At the Minnesota Housing Finance Agency August board meeting, the board approved distribution of rehab rental loans and housing counseling awards. The board also examined drafts of the Affordable Housing Plan in anticipation of adopting the plan in its September meeting. In addition to receiving other updates, board members asked several questions, including one about meeting the housing needs of seniors.
Rental Rehab Loan Pilot and Housing Counseling Awards Made
At this meeting, the board approved three awards, totaling $849,000, for the Agency's Rental Rehab Deferred Loan pilot. Through this program, the Agency provides more flexible dollars for smaller rental developments in rural communities that would otherwise not score competitively under the Agency's annual RFP. From an evaluation of this pilot, staff expects to develop recommendations for a permanent program for board approval by Spring 2015. Some changes might yet be made if adopted as a permanent program, such as lowering the minimum size of an allowed development (currently 12 units). Agency staff said more work is needed to promote this unique program.

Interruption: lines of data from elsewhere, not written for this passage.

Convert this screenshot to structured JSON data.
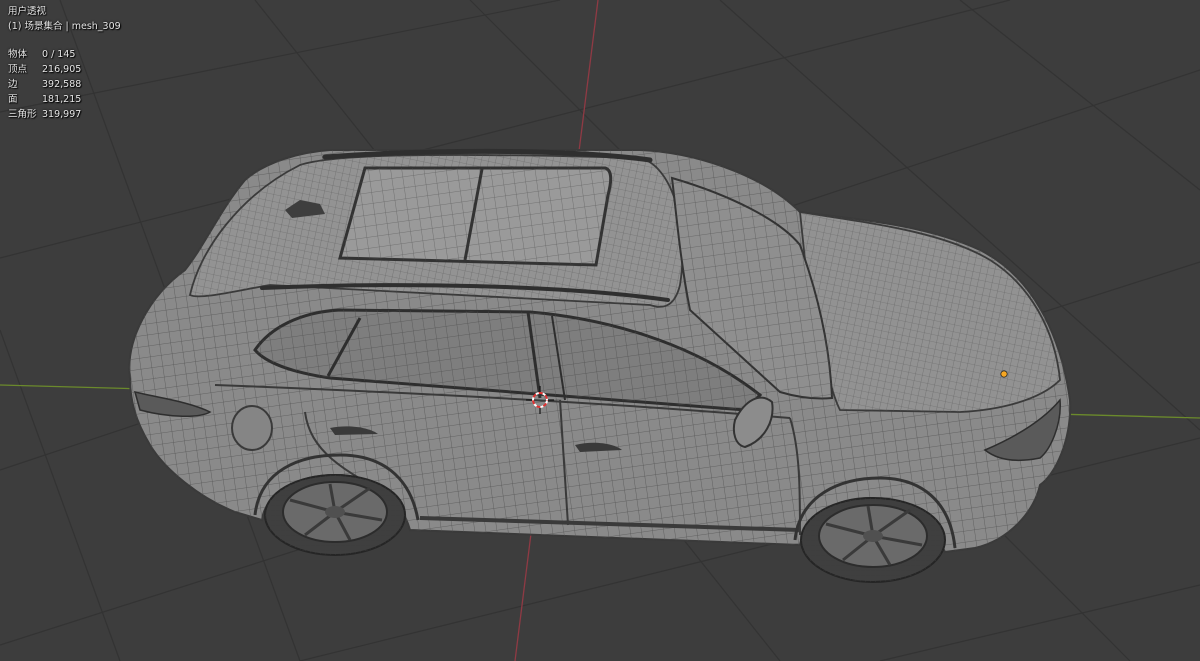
{
  "viewport": {
    "view_name": "用户透视",
    "collection_line": "(1) 场景集合 | mesh_309",
    "stats": [
      {
        "label": "物体",
        "value": "0 / 145"
      },
      {
        "label": "顶点",
        "value": "216,905"
      },
      {
        "label": "边",
        "value": "392,588"
      },
      {
        "label": "面",
        "value": "181,215"
      },
      {
        "label": "三角形",
        "value": "319,997"
      }
    ]
  },
  "colors": {
    "background": "#3d3d3d",
    "grid_line": "#333333",
    "x_axis": "#8f3a44",
    "y_axis": "#6b8a2c",
    "mesh_fill": "#8a8a8a",
    "wire": "#4a4a4a",
    "origin_dot": "#f5a623"
  }
}
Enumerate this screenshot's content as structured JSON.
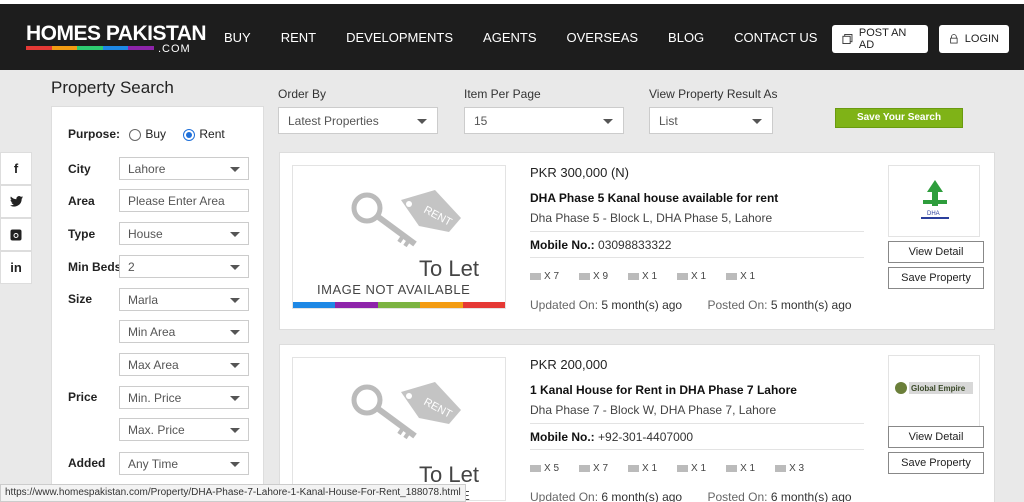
{
  "brand": {
    "name_main": "HOMES PAKISTAN",
    "name_sub": ".COM",
    "stripe_colors": [
      "#e53935",
      "#f39c12",
      "#2ecc71",
      "#1e88e5",
      "#8e24aa"
    ]
  },
  "nav": [
    "BUY",
    "RENT",
    "DEVELOPMENTS",
    "AGENTS",
    "OVERSEAS",
    "BLOG",
    "CONTACT US"
  ],
  "header_buttons": {
    "post_ad": "POST AN AD",
    "login": "LOGIN"
  },
  "sidebar": {
    "title": "Property Search",
    "purpose_label": "Purpose:",
    "purpose_options": [
      "Buy",
      "Rent"
    ],
    "purpose_selected": "Rent",
    "fields": [
      {
        "label": "City",
        "value": "Lahore",
        "type": "select"
      },
      {
        "label": "Area",
        "value": "Please Enter Area",
        "type": "input"
      },
      {
        "label": "Type",
        "value": "House",
        "type": "select"
      },
      {
        "label": "Min Beds",
        "value": "2",
        "type": "select"
      },
      {
        "label": "Size",
        "value": "Marla",
        "type": "select"
      },
      {
        "label": "",
        "value": "Min Area",
        "type": "select"
      },
      {
        "label": "",
        "value": "Max Area",
        "type": "select"
      },
      {
        "label": "Price",
        "value": "Min. Price",
        "type": "select"
      },
      {
        "label": "",
        "value": "Max. Price",
        "type": "select"
      },
      {
        "label": "Added",
        "value": "Any Time",
        "type": "select"
      }
    ]
  },
  "social": [
    "f",
    "t",
    "ig",
    "in"
  ],
  "toolbar": {
    "order_by_label": "Order By",
    "order_by_value": "Latest Properties",
    "per_page_label": "Item Per Page",
    "per_page_value": "15",
    "view_as_label": "View Property Result As",
    "view_as_value": "List",
    "save_search": "Save Your Search"
  },
  "listing_common": {
    "to_let": "To Let",
    "no_image": "IMAGE NOT AVAILABLE",
    "rent_tag": "RENT",
    "mobile_label": "Mobile No.:",
    "updated_label": "Updated On:",
    "posted_label": "Posted On:",
    "view_detail": "View Detail",
    "save_property": "Save Property"
  },
  "listings": [
    {
      "price": "PKR 300,000 (N)",
      "title": "DHA Phase 5 Kanal house available for rent",
      "location": "Dha Phase 5 - Block L, DHA Phase 5, Lahore",
      "mobile": "03098833322",
      "features": [
        "X 7",
        "X 9",
        "X 1",
        "X 1",
        "X 1"
      ],
      "updated": "5 month(s) ago",
      "posted": "5 month(s) ago",
      "agent_logo_text": "DHA"
    },
    {
      "price": "PKR 200,000",
      "title": "1 Kanal House for Rent in DHA Phase 7 Lahore",
      "location": "Dha Phase 7 - Block W, DHA Phase 7, Lahore",
      "mobile": "+92-301-4407000",
      "features": [
        "X 5",
        "X 7",
        "X 1",
        "X 1",
        "X 1",
        "X 3"
      ],
      "updated": "6 month(s) ago",
      "posted": "6 month(s) ago",
      "agent_logo_text": "Global Empire"
    }
  ],
  "status_url": "https://www.homespakistan.com/Property/DHA-Phase-7-Lahore-1-Kanal-House-For-Rent_188078.html"
}
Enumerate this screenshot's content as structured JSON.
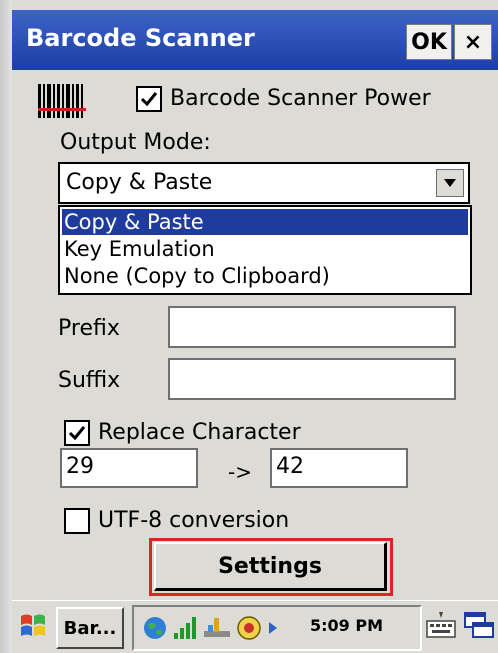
{
  "window": {
    "title": "Barcode Scanner",
    "ok_label": "OK",
    "close_label": "×"
  },
  "power": {
    "label": "Barcode Scanner Power",
    "checked": true
  },
  "output_mode": {
    "label": "Output Mode:",
    "selected": "Copy & Paste",
    "options": [
      "Copy & Paste",
      "Key Emulation",
      "None (Copy to Clipboard)"
    ]
  },
  "prefix": {
    "label": "Prefix",
    "value": ""
  },
  "suffix": {
    "label": "Suffix",
    "value": ""
  },
  "replace": {
    "label": "Replace Character",
    "checked": true,
    "from": "29",
    "arrow": "->",
    "to": "42"
  },
  "utf8": {
    "label": "UTF-8 conversion",
    "checked": false
  },
  "settings_button": {
    "label": "Settings"
  },
  "taskbar": {
    "app_label": "Bar...",
    "clock": "5:09 PM"
  },
  "colors": {
    "titlebar": "#2a4fbf",
    "selection": "#1f3b9e",
    "highlight_outline": "#e02424"
  }
}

Thirty-nine nonprofit and public agencies will also receive a total $1.5 million to support their housing counseling programs. Greater Minnesota Housing Fund and Family Housing Fund also contributed to the counseling funding pool (the HECAT program). All agencies applying for funds received an award, typically at an amount less than that requested. Ten of the funded agencies primarily serve emerging markets, with three such agencies added this year (African Economic Development Solutions, Northside Residents Redevelopment Council, and White Earth Investment Initiative). The HECAT awards support foreclosure counseling (35% of funding awarded), homebuyer education (33%), homebuyer counseling (28%), and home equity conversion counseling (4%).
Drafting the Affordable Housing Plan
Commissioner Tingerthal informed the board that the Housing Committee of Minnesota's House of Representatives, for the first time ever, held a hearing to review the Agency's draft Affordable Housing Plan.
John Patterson, Director of Planning, Analysis & Evaluation, presented the draft of the 2015 Affordable Housing Plan. This is the Agency's "business plan," laying out funding priorities for the year running from October 1, 2014 through September 2015. Fueled by housing market improvements and new bonding funding, $947 million will be awarded in 2015, the Agency's largest one-year spending plan in its history. Staff estimates 68,000 households will be served in 2015. Upon hearing the presentation, board member Gloria Bostrom looked for reassurance that the Agency would be doing something different to promote homeownership than what was occurring leading up to the foreclosure crisis. Assistant Commissioner Mike Haley responded that the Agency's goal was to provide successful homeownership, not just more homeowners. Haley also pointed to the Agency's requirement that housing counseling be tied to its mortgage programs.
The public comment period on the 2015 AHP ended August 29, and the Board is expected to adopt the plan after considering any amendments at its September 25 meeting.
In her opening remarks, Commissioner Tingerthal stated that the Agency would be undergoing a periodic review of its financial accounts, with results due in March 2015. The Agency uses this study to figure out what portion of its funds need to be reserved as security for bonds and how much can be freed up for program use.
A homeownership program of the Lower Sioux is being reshaped. The board approved a change from the program's originally approved modular housing design to a stick built housing unit because the modular design did not meet the Agency's green criteria. Four homes are being built by the tribe with Agency financing.
Board Chair Johnson asked about market acceptance of Mortgage Credit Certificates (MCCs) provided by the Agency. The response was that few were accessing the certificates. However, the Agency's lending partners like the loan program. The certificates tend to be more popular with higher income homebuyers, who are not the Agency's target population. (Read more about the MCC program in this blog post.)
Board member Stephanie Klinzing asked about how the Agency could serve seniors. Staff responded that it was now teaming with the Department of Human Service and Maxfield Research to better understand the various needs of the state's growing senior populations. Tingerthal added that housing for low income seniors will take "prominent place" in the Agency's next strategic plan.